Amanda: I don't know if I can say homework.
Jeff: Okay that's fine.
Amanda: I will say that it's exciting, because it's a group of females that I'm going to be working with.
Amanda: And going into Cannabis and getting into this, it's amazing because it's such a boys club. What we've noticed is it's like a lot of white guys.
Jeff: Unfortunately, yeah.
Amanda: So many white guys. It's going to be cool to be able to just work with women that I love and respect, and to be able to shake up the industry, doing something different with a bunch of amazing women. So, I think that it's going to be cool to be able to do that with women, but also to clear up the stigma of what Cannabis is, and the health benefits. And also just like making it feel less serious. I feel like it's either a bro Fest, or it's like I have PMS, and I need a balm for my stomach. It can be so much more than that. So, I'm just excited to do something creative, that's also good for people and do some type of advocacy with it. So-

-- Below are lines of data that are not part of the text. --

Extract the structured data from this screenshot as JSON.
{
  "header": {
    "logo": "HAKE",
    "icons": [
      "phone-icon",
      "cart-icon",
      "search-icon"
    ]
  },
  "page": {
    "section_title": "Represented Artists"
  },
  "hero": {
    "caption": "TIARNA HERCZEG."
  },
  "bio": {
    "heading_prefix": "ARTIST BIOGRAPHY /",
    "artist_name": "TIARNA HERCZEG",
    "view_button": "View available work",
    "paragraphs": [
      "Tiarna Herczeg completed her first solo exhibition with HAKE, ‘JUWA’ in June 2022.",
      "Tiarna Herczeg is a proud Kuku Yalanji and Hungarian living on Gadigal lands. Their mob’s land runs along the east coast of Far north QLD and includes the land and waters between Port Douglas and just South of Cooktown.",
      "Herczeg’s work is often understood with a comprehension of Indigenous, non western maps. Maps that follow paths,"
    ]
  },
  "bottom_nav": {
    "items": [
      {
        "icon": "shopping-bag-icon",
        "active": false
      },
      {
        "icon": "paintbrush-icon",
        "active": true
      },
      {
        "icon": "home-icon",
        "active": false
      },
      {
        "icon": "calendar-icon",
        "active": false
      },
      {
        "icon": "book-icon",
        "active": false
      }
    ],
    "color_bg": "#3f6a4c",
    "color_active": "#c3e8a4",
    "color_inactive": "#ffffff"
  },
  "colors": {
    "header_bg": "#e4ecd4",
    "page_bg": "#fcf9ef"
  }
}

Jeff: That's exciting, and it's also inspiring because again, you're putting it out of the universe and just doing it. Just like when you moved from Brooklyn to Long beach. You're doing it again. I'm going to use that word again. It's very inspiring because in this day and age, a lot of people get stuck in a rut, or stuck in the day to day of what you know what you're comfortable with, and don't want to go out of that comfort zone. And I think that's really cool that even though you still, obviously totally love makeup-
Amanda: I do. Still, I want to be in the industry.
Jeff: You are rolling those dice and throwing it cars to the wind and going for it. I think that's exciting.
Amanda: I'm super excited about it. But yeah, I think that the second you start to feel stale, you have to start looking. You have to start looking, or you're just going to lay down and die. My biggest thing is, in order to grow, you have to be uncomfortable in some capacity, in order to see change. So, I think that's been my biggest thing that I've realized with this. With the move, with all the changes, I'm like, if I'm a little bit uncomfortable, I know that new things are growing and churning inside of me. So-
Jeff: That is awesome. That is awesome. Well, I can't thank you enough for sitting and talking with me. This was really eyeopening-
Amanda: It was also.
Jeff: ... And inspiring. And I wish you all the best in this new endeavor.
Amanda: Thank you so much. Thank you for coming.